((

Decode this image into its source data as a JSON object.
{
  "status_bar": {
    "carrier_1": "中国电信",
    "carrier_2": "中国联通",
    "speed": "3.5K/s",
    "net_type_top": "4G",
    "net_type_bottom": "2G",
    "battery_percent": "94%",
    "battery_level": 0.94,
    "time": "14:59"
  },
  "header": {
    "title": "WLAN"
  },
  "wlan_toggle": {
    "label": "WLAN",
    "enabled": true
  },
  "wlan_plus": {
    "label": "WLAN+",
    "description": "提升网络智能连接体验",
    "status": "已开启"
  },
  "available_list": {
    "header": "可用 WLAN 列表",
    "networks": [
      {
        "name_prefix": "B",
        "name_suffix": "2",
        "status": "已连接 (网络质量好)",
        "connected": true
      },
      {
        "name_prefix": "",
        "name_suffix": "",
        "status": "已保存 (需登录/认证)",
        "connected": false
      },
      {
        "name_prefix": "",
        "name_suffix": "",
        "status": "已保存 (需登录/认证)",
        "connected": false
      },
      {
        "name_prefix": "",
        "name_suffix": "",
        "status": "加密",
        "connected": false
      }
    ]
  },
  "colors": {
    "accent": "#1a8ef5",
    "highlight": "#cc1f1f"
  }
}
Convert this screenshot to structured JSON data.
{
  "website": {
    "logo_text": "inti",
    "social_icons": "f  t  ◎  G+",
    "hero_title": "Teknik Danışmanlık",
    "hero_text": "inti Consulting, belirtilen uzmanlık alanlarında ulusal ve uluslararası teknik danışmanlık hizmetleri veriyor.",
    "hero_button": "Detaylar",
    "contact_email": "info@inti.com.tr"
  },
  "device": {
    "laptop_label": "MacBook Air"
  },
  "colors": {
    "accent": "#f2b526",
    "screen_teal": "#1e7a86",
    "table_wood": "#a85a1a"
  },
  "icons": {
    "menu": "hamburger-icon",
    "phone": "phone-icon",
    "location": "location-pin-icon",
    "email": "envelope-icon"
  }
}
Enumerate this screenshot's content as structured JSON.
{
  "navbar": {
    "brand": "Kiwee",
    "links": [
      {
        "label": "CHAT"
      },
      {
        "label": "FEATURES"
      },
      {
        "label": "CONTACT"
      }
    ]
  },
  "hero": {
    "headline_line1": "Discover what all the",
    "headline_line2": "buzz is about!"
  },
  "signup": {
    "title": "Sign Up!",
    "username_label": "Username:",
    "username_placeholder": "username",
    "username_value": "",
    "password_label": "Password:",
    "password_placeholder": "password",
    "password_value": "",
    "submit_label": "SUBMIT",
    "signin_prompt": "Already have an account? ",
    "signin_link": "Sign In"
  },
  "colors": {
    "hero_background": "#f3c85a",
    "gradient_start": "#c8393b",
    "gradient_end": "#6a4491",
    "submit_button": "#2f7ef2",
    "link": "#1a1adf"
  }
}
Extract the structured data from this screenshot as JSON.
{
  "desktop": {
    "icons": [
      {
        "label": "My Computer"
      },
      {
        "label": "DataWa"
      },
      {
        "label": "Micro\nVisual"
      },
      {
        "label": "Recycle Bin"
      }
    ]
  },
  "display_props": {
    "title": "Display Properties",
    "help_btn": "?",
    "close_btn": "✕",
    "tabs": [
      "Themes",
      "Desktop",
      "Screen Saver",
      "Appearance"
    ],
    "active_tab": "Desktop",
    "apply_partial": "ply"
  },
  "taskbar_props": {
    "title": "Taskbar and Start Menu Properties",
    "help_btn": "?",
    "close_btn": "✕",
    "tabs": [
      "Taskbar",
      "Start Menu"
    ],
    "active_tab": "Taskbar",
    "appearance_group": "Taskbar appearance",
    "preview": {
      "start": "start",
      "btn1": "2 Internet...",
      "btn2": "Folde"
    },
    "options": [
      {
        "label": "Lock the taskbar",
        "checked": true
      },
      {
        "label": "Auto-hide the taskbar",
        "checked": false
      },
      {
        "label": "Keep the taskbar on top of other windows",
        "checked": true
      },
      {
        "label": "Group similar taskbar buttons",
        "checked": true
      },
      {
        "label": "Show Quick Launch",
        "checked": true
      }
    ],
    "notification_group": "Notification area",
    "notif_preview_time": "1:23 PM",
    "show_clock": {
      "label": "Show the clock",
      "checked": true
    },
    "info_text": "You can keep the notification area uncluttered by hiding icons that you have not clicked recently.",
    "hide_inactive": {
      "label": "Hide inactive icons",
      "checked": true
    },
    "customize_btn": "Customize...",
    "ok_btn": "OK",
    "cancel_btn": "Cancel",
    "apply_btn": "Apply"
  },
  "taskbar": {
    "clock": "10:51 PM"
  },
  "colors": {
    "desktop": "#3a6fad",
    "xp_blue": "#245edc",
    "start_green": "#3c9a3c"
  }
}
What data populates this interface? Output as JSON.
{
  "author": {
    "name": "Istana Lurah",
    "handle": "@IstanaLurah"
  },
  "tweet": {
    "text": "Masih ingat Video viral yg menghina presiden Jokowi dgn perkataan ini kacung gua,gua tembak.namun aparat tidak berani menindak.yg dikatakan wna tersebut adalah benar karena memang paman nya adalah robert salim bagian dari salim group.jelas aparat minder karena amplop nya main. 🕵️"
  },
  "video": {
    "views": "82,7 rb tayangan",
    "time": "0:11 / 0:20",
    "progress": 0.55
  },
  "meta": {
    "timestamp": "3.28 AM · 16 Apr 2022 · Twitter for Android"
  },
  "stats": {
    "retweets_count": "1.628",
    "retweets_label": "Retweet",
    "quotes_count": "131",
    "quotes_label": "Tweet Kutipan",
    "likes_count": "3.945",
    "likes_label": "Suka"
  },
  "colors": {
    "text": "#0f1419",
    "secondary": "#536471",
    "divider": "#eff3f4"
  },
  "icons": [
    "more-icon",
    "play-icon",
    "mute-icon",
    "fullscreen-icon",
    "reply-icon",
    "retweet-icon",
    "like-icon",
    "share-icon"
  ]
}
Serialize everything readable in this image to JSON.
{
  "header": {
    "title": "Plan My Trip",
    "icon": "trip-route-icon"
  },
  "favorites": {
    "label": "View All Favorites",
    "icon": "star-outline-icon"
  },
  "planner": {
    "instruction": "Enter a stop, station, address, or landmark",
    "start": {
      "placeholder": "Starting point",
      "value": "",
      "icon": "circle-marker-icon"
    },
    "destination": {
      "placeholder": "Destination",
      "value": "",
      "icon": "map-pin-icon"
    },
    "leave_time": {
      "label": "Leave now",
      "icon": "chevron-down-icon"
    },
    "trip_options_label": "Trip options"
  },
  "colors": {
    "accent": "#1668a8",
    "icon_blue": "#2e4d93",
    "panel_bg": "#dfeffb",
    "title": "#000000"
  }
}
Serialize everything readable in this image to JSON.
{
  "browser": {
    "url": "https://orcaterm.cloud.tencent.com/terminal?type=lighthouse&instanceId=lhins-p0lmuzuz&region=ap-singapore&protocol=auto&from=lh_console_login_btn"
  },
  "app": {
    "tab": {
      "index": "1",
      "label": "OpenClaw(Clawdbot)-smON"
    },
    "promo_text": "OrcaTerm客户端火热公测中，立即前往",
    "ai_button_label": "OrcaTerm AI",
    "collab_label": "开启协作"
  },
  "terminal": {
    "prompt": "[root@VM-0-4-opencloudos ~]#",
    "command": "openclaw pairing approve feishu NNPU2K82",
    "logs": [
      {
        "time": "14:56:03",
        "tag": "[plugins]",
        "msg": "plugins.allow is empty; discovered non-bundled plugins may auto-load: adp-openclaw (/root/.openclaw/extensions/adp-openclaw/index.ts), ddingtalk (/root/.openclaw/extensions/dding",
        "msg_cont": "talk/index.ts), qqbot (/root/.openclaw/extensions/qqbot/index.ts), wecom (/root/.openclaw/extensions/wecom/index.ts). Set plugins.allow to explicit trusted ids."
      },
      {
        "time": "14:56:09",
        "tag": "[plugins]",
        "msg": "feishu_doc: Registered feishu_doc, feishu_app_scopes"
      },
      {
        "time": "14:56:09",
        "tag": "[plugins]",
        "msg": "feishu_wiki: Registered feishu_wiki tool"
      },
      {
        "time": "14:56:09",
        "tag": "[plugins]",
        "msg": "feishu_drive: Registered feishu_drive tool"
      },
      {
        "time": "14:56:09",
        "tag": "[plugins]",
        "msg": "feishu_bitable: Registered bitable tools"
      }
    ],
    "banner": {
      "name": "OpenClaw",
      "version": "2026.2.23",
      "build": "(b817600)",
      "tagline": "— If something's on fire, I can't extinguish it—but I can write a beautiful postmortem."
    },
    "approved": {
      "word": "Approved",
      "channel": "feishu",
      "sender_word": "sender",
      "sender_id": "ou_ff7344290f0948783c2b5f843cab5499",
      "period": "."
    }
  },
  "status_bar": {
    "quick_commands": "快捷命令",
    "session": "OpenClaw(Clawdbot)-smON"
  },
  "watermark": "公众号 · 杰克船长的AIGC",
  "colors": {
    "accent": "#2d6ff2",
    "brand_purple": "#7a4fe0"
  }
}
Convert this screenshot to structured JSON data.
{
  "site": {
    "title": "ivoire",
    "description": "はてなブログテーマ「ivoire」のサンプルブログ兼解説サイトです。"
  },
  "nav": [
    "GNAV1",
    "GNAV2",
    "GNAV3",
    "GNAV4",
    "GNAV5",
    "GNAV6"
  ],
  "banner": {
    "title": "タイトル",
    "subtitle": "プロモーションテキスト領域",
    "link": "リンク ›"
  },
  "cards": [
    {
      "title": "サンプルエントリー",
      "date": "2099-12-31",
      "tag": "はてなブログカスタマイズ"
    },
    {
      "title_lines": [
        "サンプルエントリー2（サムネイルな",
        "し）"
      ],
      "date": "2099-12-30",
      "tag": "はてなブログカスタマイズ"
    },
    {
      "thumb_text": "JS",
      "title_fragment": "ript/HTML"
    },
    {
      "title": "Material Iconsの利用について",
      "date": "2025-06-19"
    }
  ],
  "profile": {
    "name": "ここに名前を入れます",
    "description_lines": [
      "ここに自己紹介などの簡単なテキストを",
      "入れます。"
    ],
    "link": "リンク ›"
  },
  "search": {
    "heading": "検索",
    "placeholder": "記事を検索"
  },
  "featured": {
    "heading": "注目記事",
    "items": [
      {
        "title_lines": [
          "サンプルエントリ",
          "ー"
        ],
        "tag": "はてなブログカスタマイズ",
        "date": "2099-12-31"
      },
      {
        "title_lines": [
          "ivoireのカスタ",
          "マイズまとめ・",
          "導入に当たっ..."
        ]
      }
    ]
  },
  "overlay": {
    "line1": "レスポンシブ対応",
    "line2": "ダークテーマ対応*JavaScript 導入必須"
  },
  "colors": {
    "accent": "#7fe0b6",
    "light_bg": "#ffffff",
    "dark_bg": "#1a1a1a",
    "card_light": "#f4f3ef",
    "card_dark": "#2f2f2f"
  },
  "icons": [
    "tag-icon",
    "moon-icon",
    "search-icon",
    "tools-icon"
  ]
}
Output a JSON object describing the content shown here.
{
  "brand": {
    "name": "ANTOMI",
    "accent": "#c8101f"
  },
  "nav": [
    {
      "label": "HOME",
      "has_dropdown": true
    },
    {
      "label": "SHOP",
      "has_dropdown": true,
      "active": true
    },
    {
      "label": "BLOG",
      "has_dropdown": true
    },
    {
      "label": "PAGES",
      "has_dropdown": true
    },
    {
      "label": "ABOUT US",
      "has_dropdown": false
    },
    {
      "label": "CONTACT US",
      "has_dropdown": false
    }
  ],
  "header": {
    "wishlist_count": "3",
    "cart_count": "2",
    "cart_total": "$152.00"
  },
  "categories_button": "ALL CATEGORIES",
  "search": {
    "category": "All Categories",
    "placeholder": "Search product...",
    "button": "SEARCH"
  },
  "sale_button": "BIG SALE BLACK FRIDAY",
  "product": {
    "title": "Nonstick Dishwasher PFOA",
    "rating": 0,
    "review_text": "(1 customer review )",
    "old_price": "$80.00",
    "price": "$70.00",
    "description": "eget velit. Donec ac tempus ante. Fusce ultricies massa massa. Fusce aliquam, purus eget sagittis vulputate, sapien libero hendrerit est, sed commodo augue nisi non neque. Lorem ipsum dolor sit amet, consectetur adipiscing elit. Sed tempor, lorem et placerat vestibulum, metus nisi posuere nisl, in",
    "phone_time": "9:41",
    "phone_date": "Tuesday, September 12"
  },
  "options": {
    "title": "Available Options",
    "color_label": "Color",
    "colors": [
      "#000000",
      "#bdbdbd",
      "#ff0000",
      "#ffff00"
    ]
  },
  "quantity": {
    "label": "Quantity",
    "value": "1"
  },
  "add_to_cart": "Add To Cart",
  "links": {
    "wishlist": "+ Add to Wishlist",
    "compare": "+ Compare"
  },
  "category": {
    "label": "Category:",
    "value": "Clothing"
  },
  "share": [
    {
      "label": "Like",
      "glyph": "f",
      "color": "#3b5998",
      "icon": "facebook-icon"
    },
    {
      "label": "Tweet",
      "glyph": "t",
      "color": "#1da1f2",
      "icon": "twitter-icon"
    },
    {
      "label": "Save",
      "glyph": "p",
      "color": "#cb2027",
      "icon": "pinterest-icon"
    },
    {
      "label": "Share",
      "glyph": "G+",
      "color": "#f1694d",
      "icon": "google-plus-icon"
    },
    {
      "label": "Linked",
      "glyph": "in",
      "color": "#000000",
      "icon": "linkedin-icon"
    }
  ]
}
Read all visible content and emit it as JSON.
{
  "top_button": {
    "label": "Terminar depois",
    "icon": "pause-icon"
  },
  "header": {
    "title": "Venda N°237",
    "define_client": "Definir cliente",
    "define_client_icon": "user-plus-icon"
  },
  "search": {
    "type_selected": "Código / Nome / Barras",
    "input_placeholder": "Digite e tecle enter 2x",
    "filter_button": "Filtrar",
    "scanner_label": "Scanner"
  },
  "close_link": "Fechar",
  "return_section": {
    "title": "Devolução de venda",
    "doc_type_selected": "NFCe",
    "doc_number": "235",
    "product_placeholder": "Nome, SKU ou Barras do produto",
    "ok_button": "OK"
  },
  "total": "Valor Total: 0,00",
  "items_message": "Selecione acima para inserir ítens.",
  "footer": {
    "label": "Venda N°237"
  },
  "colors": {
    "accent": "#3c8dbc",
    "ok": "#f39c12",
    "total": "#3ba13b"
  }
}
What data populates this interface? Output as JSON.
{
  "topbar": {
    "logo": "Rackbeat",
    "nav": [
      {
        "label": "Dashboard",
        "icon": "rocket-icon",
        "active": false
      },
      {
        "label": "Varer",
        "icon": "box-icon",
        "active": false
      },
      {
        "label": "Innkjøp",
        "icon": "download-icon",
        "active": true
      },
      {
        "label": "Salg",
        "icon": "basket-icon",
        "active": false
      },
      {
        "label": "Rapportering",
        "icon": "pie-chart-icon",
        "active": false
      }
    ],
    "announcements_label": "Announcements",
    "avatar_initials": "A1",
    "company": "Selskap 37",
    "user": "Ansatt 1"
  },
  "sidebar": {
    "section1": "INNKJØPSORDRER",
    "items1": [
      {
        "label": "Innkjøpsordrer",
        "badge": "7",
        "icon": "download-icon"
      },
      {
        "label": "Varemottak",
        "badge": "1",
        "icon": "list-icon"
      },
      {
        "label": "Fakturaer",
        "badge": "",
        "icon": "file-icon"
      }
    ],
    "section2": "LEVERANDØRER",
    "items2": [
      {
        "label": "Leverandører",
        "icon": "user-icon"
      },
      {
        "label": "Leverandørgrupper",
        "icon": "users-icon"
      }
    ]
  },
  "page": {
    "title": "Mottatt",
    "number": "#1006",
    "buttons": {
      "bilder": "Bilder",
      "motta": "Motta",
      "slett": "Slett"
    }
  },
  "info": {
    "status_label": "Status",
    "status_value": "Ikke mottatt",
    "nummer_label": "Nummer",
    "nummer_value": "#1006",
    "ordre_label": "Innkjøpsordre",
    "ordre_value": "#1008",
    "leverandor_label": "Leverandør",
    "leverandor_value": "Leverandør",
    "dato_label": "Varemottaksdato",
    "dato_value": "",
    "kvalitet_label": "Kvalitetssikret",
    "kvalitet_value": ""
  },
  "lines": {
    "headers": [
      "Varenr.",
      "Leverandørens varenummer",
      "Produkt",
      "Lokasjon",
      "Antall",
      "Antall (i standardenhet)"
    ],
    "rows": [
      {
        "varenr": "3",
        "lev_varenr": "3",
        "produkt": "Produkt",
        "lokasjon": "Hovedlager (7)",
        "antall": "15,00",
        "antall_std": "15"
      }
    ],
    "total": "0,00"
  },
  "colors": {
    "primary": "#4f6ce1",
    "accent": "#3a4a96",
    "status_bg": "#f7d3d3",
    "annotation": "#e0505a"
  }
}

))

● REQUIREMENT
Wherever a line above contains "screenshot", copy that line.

● YOUR RESPONSE
Convert this screenshot to structured JSON data.
Enumerate this screenshot's content as structured JSON.
Extract the structured data from this screenshot as JSON.
Convert this screenshot to structured JSON data.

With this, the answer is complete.